And: How is it influenced by conservatism? Peter Levine, in 2013:
The conservative movement had intellectual forebears, writers like Friedrich von Hayek, Milton Friedman, and William F. Buckley. But its signature policies were not necessarily consistent with any of these authors’ ideas (which, in any event, conflicted with one another). That is not a criticism but a respectful acknowledgement that conservatism was a balance of diverse principles, heroes, examples, and cultural expressions — not a simplistic application of ideas.
Corey Robin, in a 2018 edition of his book The Reactionary Mind:
“The Nobel Prize-winning economist Friedrich Hayek is the leading theoretician of this movement, which is often called neoliberalism but can also understood as the most genuinely political theory of capitalism the right has managed to produce. The theory does not imagine a shift from government to the individual, as is often claimed by conservatives; nor does it imagine a shift from the state to the market or from society to the atomized individual, as is often claimed by the left. It takes what Nietzsche called grosse Politik — a conception of political life as the embodiment of ancient ideals of aristocratic action, aesthetic notions of artistic creation, and a rarefied vision of the warrior — and locates that vision not in high affairs of state but in the operations and personnel of a capitalist economy. The result is an agonistic romance of the market, where economic activity is understood as exciting rather than efficient, as the expression of aristocratic virtues, aesthetic values, and warlike action rather than a repository of bourgeois conceits.

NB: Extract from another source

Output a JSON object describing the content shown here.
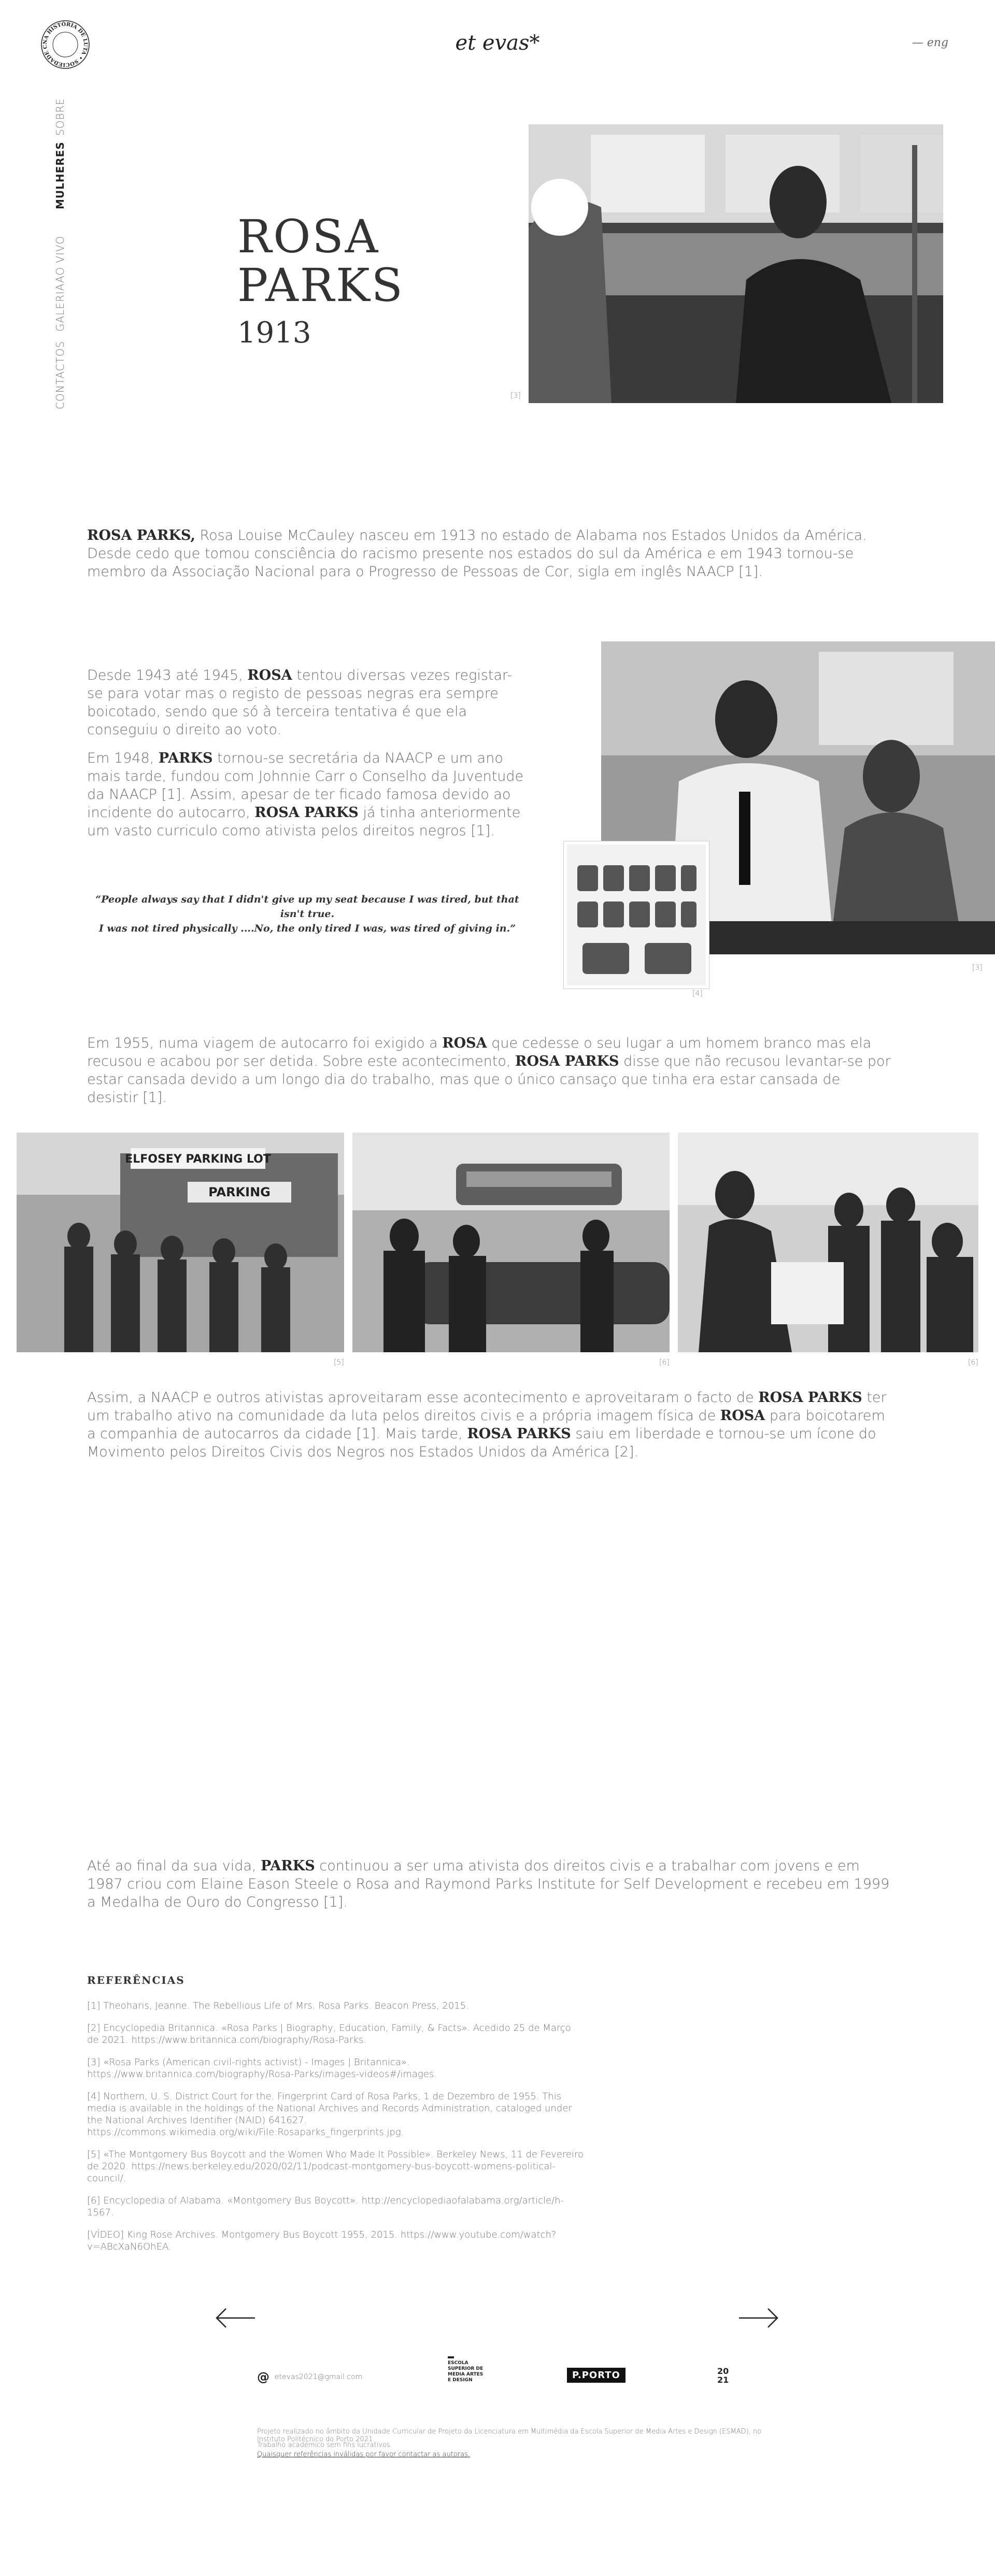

* * *
As Wendy Brown has argued, neoliberalism is, among other things, the conquest of political argument by economic reason."
In Mistaken Identity: Race and Class in the Age of Trump, Asad Haider identifies tuition hikes as a neoliberal policy.
Booked #3: "What Exactly is Neoliberalism?" Wendy Brown, interviewed by Timothy Shenk. April 2, 2015.
"Sweden’s feminist foreign minister has dared to tell the truth about Saudi Arabia. What happens now concerns us all," Nick Cohen, The Spectator, March 28, 2015.
Christopher Lasch. The Minimal Self: Psychic Survival in Troubled Times. New York: W. W. Norton and Co., 1984. pp. 51-52, 254.
David Callahan. The Moral Center: How We Can Reclaim our Country from Die-Hard Extremists, Rogue Corporations, Hollywood Hacks, and Pretend Patriots. USA: Harcourt, 2006. p. 19.
Asad Haider. Mistaken Identity: Race and Class in the Age of Trump, Verso, 2018.
Siva Vaidhyanathan. The Googlization of Everything: (And Why We Should Worry). University of California, March 2011.
Rachel Maddow, Drift: The Unmooring of American Military Power, 2012. p. 210.
"Neoliberalism and Higher Education." Stanley Fish. "Think Again" blog for the New York Times. March 8, 2009.
Corey Robin. The Reactionary Mind: Conservatism from Edmund Burke to Donald Trump (Second ed.). New York: Oxford University Press, 2018. pp. 133, 264.
Timothy Snyder. On Tyranny: Twenty Lessons from the Twentieth Century. New York: Tim Duggan Books, 2017. p. 120.
Peter Levine. We Are the Ones We Have Been Waiting For: The Promise of Civic Renewal in America. Oxford University Press, 2013.